• What the task requires: Nothing belongs in the answer except the lines of the material that include "structured".

-*-

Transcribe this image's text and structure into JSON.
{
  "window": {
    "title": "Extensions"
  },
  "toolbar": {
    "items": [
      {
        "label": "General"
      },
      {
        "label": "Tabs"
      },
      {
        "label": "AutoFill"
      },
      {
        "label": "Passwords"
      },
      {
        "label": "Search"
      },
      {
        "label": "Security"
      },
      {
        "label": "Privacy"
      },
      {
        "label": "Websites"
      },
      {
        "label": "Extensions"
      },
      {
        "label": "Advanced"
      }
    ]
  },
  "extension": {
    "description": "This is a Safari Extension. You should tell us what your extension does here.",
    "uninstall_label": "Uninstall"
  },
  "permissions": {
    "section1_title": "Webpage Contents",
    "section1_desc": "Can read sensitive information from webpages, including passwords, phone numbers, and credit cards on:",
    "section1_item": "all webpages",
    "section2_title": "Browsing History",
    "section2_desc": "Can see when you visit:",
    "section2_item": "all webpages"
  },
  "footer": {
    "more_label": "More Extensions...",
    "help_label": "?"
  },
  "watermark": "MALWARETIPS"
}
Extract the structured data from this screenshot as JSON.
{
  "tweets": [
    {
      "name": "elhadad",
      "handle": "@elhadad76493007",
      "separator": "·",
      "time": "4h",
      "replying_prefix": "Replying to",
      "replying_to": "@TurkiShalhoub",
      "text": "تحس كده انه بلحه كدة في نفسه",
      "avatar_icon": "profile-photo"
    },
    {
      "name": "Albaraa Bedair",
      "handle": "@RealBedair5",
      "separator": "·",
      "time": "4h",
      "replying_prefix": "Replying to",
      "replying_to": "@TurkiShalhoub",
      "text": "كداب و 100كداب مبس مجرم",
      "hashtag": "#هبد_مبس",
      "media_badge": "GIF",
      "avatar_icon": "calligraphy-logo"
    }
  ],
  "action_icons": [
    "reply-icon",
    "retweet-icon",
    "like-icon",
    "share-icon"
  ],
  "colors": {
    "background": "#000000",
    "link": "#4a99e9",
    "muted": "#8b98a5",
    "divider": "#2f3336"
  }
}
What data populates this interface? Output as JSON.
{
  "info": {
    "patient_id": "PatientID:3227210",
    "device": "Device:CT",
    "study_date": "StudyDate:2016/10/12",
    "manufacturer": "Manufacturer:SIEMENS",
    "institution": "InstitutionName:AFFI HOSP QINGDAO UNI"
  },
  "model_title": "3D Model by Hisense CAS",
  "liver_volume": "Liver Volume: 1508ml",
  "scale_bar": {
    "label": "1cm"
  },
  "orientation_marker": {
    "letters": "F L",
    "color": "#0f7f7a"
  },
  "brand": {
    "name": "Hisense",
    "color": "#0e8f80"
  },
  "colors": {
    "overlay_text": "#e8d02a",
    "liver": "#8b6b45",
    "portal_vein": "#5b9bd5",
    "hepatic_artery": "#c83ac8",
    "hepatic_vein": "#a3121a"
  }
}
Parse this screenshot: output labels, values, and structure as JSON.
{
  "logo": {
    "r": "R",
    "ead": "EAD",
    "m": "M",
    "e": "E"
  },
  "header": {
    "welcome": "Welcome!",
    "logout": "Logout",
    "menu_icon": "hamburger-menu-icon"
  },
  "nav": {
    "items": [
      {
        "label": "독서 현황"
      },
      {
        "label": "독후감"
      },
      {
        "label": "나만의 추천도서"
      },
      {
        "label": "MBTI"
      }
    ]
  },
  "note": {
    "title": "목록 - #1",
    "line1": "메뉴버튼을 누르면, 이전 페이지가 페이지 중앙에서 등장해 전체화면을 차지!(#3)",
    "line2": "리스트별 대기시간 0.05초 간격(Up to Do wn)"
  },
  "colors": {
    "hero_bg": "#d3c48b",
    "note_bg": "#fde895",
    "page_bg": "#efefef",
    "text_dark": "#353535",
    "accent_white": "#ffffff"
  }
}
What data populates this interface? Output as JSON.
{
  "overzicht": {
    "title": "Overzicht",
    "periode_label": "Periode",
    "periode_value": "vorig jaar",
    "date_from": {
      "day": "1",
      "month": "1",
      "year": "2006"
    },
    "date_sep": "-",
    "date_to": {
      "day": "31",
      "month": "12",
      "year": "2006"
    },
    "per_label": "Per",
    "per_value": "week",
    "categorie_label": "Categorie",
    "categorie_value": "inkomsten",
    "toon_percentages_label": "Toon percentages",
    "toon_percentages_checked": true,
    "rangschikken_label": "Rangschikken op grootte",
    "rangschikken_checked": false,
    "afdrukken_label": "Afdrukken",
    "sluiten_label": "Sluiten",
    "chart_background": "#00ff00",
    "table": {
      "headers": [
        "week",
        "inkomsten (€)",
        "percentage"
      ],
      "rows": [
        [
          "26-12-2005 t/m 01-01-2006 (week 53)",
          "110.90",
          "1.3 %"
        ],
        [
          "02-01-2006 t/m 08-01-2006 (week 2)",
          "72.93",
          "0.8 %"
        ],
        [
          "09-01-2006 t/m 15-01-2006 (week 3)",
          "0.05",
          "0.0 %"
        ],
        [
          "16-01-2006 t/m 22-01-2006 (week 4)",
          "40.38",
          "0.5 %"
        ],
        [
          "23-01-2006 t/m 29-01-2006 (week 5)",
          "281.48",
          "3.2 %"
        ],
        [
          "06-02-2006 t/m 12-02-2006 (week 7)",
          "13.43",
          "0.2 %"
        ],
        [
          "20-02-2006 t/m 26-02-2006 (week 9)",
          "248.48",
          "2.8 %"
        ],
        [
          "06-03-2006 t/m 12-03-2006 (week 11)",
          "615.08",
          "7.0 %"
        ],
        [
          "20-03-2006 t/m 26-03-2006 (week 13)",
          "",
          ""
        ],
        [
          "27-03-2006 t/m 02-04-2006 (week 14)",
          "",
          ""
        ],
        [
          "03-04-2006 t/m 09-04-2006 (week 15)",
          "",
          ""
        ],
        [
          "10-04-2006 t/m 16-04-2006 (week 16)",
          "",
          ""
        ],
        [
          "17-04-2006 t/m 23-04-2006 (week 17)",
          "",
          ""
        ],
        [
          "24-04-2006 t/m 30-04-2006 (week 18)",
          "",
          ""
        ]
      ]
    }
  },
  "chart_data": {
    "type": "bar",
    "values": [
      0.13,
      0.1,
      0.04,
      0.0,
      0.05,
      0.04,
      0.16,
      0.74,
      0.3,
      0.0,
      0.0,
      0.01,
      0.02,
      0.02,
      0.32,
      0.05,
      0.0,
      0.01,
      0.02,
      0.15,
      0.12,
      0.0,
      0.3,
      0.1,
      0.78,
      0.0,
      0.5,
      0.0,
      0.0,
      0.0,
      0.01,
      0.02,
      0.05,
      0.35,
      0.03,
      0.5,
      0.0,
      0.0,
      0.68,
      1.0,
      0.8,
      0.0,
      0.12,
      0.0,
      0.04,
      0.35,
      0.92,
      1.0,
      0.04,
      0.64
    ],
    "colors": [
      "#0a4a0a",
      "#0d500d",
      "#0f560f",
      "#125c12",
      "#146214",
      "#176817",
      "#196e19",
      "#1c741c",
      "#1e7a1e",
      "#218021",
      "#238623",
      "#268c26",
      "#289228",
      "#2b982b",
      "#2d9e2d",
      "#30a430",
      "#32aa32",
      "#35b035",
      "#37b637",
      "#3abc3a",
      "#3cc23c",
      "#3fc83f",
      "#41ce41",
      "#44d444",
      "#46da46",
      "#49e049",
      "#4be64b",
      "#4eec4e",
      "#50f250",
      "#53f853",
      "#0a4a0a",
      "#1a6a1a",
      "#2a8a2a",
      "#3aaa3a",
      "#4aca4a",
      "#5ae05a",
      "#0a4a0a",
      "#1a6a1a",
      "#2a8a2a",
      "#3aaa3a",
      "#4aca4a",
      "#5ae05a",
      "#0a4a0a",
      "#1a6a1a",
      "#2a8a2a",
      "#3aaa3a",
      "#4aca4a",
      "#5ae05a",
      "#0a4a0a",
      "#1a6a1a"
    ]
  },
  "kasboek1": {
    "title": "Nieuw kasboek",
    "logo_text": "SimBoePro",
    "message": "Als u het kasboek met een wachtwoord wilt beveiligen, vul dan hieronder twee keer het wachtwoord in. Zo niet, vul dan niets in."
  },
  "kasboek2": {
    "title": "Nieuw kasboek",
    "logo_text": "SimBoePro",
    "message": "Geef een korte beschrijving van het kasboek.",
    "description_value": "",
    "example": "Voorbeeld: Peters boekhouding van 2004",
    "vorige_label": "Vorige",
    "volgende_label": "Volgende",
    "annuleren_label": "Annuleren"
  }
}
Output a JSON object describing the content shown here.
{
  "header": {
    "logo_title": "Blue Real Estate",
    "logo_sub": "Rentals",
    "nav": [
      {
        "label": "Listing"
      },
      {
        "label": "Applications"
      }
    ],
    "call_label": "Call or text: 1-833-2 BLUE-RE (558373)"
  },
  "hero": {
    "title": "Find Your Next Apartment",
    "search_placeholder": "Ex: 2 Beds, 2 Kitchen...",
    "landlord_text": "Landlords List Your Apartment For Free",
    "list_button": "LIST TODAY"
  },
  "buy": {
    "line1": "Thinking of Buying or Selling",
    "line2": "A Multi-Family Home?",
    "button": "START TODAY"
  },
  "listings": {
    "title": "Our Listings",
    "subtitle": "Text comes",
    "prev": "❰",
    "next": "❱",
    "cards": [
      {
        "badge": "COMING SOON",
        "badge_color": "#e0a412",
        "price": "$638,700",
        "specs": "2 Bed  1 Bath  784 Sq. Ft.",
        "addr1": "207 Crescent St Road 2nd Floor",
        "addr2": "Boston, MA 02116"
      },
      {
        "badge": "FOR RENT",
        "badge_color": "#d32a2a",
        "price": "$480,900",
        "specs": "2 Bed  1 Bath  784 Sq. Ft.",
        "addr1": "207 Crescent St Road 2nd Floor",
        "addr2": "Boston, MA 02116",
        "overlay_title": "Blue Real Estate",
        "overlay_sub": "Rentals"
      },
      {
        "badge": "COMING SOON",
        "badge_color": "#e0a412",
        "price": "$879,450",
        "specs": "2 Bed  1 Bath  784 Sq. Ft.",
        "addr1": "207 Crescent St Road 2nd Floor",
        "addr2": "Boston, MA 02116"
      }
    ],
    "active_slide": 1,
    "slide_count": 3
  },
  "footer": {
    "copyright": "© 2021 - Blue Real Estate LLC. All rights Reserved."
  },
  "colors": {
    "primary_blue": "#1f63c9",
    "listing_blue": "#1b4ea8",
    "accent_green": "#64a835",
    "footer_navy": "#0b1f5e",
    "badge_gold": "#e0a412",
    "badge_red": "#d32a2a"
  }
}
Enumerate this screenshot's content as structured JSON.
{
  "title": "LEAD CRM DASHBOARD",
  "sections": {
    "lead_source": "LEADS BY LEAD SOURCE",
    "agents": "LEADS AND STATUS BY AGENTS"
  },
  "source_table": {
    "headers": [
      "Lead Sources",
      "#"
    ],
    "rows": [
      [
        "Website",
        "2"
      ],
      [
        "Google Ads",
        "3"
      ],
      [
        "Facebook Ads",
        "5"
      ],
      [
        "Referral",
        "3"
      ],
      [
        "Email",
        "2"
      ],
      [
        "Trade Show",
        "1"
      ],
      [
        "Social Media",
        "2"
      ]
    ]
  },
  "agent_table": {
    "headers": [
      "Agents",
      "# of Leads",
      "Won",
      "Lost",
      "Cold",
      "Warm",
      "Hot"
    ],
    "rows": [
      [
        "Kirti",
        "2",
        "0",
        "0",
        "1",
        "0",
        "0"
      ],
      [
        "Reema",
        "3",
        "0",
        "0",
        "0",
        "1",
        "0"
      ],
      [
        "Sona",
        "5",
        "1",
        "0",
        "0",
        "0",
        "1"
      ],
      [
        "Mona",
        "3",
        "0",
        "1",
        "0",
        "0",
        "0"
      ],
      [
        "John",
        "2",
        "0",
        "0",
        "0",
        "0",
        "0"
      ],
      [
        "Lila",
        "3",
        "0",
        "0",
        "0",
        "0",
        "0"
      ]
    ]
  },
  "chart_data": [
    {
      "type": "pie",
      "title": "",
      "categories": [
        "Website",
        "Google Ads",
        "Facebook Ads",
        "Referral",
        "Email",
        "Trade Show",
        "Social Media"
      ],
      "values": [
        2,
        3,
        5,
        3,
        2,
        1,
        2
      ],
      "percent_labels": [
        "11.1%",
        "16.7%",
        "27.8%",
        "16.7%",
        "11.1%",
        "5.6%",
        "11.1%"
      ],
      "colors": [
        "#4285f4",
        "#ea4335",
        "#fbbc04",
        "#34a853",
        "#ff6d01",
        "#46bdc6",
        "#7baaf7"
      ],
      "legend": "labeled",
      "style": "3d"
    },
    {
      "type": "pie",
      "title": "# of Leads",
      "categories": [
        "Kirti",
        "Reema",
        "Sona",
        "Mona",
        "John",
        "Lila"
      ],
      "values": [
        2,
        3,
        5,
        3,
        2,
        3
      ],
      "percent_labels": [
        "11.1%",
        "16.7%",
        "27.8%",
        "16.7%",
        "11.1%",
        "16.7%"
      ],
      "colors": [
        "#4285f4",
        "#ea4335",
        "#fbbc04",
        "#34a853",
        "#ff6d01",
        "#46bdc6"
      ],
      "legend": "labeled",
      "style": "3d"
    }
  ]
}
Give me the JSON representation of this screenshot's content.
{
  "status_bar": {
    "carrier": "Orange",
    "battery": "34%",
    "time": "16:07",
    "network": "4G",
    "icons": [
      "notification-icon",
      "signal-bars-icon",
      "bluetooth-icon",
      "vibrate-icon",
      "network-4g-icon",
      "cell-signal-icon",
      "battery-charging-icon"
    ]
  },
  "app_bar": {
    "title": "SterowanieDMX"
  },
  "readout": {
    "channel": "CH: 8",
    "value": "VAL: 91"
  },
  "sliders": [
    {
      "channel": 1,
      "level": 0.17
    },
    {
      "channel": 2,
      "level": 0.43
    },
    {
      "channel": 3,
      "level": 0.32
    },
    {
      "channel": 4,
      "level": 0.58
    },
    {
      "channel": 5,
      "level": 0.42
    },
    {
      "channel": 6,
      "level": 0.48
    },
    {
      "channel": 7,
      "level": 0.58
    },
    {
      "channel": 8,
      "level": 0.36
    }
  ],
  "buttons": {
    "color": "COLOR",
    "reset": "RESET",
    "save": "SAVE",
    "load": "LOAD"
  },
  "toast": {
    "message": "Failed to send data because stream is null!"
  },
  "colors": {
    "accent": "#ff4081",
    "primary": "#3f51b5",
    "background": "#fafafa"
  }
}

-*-

• Response area:
Extract the structured data from this screenshot as JSON.
Enumerate this screenshot's content as structured JSON.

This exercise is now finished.